### Dataset rows describing interfaces
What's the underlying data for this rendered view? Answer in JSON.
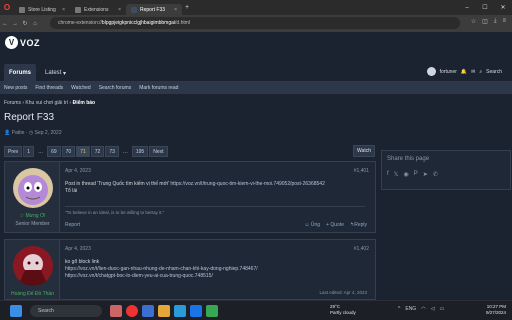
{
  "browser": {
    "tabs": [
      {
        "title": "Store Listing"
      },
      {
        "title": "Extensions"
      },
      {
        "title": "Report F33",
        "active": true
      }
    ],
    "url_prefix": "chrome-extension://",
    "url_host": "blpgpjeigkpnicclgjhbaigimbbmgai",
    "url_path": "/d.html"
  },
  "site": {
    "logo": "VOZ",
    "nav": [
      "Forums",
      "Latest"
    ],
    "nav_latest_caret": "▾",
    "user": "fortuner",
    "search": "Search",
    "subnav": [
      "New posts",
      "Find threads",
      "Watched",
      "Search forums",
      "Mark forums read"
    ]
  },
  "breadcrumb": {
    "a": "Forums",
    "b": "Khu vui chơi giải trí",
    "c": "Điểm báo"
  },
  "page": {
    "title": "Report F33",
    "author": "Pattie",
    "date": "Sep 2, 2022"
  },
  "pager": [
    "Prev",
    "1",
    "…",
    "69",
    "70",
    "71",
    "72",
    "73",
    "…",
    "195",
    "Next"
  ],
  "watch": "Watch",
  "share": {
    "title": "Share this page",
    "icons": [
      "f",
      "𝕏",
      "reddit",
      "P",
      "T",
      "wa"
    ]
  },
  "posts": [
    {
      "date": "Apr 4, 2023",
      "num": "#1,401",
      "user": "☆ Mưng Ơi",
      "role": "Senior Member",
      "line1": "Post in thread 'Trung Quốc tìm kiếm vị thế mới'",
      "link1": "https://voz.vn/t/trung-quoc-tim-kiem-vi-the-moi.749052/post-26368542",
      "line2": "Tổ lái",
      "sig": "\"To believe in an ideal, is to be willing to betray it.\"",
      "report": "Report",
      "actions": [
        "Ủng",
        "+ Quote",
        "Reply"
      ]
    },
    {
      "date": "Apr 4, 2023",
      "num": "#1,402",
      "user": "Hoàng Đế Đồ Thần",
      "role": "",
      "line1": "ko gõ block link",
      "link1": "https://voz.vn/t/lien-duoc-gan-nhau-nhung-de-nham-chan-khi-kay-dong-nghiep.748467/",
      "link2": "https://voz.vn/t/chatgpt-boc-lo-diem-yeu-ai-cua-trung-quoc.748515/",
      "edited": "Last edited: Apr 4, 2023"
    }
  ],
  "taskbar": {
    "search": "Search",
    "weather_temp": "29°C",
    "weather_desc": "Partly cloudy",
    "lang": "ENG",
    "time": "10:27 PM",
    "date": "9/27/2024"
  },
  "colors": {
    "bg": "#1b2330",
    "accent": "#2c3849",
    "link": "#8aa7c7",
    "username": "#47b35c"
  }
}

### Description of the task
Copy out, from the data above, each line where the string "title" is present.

### Result of this task
        "title": "Store Listing"
        "title": "Extensions"
        "title": "Report F33",
    "title": "Report F33",
    "title": "Share this page",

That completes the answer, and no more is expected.